'Silencio': Film Review
Lorena Villarreal's supernatural drama watches strangers fight over a hunk of interstellar debris with magic power.
A melancholy supernatural drama about second chances, Lorena Villarreal's Silencio ties family tragedy to a Bermuda Triangle-like desert in Mexico and an elderly scientist's heartache. Deeply felt if not always convincing, the sophomore feature (the director's first, Las Lloronas, was in 2004) has the otherworldly flavor that sometimes accompanies very low-budget productions, and in this case rides that vibe further than its script might deserve. While it may find some support among Spanish-speaking moviegoers, the bilingual import has better prospects on home video platforms than in theaters.
Melina Matthews stars as Ana, a psychiatrist who was raised by her grandfather after the rest of her family was killed by a runaway car. What Ana doesn't know is that grandpa (John Noble's Dr. James White) was an accidental time traveler: He was mourning the entire family's death when he picked up a bit of a meteorite that had been contaminated with radioactivity; that magic rock sent him back in time, where he was able to save one of his granddaughters from her fate.

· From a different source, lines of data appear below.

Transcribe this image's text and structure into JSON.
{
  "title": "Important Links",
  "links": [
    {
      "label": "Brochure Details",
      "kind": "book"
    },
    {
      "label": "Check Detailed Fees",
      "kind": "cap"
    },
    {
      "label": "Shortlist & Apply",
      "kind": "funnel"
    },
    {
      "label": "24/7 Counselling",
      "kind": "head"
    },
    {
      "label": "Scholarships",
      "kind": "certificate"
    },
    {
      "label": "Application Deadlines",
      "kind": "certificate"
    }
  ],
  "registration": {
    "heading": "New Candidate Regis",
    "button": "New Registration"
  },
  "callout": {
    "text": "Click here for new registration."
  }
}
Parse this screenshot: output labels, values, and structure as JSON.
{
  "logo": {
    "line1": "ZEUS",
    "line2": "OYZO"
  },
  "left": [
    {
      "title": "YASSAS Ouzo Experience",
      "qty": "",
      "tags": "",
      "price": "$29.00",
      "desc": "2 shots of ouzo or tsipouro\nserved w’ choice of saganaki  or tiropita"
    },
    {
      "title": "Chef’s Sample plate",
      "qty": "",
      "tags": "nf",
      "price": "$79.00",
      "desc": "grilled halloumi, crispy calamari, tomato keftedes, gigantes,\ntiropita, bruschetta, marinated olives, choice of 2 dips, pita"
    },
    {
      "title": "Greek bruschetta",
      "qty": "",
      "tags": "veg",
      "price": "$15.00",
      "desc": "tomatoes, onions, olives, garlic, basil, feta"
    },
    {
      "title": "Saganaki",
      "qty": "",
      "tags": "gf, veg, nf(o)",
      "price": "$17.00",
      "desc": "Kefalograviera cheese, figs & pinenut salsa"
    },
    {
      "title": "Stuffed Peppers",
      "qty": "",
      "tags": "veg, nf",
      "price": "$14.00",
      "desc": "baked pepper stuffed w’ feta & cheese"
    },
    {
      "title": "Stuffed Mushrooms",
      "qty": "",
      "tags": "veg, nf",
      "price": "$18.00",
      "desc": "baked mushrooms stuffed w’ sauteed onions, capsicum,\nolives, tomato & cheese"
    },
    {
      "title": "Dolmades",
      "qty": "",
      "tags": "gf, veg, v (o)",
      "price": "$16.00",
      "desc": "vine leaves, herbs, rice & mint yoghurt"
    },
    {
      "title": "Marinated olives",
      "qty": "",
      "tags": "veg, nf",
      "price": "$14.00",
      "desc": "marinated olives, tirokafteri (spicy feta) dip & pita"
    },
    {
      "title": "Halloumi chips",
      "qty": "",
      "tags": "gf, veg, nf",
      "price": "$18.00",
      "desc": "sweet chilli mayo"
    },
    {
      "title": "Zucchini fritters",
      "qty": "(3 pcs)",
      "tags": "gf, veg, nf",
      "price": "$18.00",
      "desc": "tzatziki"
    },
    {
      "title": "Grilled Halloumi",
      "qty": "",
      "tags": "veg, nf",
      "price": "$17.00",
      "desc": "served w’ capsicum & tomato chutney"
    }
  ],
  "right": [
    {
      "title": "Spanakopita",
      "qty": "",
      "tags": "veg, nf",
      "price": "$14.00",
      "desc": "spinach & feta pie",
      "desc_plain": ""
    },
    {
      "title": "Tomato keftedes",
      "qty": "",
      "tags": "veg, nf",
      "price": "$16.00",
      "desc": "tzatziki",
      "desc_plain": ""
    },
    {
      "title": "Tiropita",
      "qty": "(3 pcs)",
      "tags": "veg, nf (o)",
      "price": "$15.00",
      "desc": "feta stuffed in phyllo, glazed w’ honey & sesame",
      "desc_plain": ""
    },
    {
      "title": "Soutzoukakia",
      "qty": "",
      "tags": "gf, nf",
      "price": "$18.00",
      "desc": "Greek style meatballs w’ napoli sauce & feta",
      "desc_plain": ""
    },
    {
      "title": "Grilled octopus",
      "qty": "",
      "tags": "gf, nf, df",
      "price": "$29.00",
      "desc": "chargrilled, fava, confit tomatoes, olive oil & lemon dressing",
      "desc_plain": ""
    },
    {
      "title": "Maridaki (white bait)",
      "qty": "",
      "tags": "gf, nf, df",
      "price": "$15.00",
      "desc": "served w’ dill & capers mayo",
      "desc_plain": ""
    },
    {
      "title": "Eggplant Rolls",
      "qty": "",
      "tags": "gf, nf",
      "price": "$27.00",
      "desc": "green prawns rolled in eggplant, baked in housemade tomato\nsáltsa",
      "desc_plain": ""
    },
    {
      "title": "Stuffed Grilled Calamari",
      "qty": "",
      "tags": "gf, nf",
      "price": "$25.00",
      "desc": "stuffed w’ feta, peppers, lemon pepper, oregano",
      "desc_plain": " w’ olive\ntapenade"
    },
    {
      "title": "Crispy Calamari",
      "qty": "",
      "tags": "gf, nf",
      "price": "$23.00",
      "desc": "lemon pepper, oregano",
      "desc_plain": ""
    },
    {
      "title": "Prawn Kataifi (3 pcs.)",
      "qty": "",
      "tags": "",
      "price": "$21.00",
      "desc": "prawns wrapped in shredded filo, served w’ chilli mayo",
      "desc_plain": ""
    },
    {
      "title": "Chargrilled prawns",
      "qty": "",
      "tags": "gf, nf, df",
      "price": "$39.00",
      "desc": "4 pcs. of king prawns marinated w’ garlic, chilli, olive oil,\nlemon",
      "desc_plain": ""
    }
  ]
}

White kept this bizarre, comic-book-worthy secret to himself, and now seems unable to share it with anyone: His "mind is asleep," and is rendered uncommunicative by dementia; he lives in his handsomely furnished house with Ana and her son Felix. But his old research assistant Peter (Rupert Graves) remembers what that magic rock did, and evidently some others have heard the lore. Strangers come and kidnap Felix, threatening to kill him if Ana isn't able to produce the meteorite that White buried in a secret spot long ago.
Add to this scenario more hoodoo, some of it intriguing — one of Ana's patients, Daniel (Michel Chauvet) claims to be a clairvoyant communicating with her dead sister — and some of it downright silly: The rock, we learn, only turns on its wish-granting capacity once a day, at 3:33 a.m. Suddenly Ana is too busy hunting for buried treasure to ask herself if any of the above makes sense.
The hodgepodge of accents here does nothing to sell us on the film's X Files-ish backstory — Dr. White was sent by the U.S. government to cover up weirdness in Mexico's Zona Del Silencio — and certainly doesn't lend credence to the "inspired by true events" title card preceding this mumbo jumbo. What we do believe is Ana's devotion to her son and grandfather, and the anguish she feels once some of the finer points of the rock's magic powers are explained to her. (The script starts to promise O. Henry-like twists, but doesn't make much of them in the end.) Can it be that Ana's best chance at saving her family is to give her one shot at the wish-granting rock to a stranger?
Production company: Barraca Producciones
Distributor: Tulip Pictures
Cast: John Noble, Rupert Graves, Melina Matthews, Michel Chauvet, Ian Garcia Monterrubio, Hoze Melendez
Director-screenwriter: Lorena Villarreal
Producers: Denisse Chapa, Lorena Villarreal
Director of photography: Mateo Londono
Production designer: Francisco Blanc
Costume designer: Garina Moran
Editors: Glenn Garland, Patrick McMahon
Composer: Leoncio Lara
Casting directors: Carla Hool, Alejandro Reza
In Spanish, English
Rated R, 96 minutes